On June 1, Southwest CEO Gary Kelly said his airline would cap its 2015 growth at 7 percent. That sparked a rally in airline stocks, as investors were more assured that capacity growth would be limited.

Keay said on Wednesday that he had not been contacted by the government and doesn't think the airlines have been acting inappropriately.

"The analyst community is bringing up the subject.
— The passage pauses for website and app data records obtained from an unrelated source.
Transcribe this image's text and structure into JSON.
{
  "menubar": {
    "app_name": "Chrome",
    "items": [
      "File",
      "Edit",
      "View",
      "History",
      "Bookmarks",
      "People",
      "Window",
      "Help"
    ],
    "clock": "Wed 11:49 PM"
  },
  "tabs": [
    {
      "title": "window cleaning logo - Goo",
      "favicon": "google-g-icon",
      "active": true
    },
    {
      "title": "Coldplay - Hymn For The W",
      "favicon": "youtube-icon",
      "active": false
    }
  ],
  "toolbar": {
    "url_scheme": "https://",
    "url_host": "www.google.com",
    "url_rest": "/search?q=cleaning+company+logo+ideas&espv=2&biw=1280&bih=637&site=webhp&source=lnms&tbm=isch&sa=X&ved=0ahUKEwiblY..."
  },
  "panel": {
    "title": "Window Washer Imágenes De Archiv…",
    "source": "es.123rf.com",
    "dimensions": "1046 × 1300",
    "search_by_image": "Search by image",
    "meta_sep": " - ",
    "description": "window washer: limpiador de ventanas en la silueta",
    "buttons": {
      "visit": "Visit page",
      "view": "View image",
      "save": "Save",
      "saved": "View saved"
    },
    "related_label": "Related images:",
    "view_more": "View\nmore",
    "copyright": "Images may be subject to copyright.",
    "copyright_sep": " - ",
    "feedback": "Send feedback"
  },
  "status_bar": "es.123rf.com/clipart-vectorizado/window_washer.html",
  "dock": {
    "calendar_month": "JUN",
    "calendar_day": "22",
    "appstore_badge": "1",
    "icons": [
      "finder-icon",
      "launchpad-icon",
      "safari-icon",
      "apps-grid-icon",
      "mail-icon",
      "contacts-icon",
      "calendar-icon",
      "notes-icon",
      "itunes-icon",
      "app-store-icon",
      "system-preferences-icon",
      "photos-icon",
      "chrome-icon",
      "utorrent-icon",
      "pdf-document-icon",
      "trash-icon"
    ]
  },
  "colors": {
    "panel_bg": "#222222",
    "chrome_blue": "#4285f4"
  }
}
You certainly can't fault an airline executive for responding to the question," Keay said. "The capacity continues to grow at the airports people want to fly to and air travel remains a particular good value for the consumer, especially for the utility that it provides."

Consumer complaints to the U.S. Department of Transportation regarding airlines have risen in recent years amid consolidation in the industry, with four large mergers since 2005.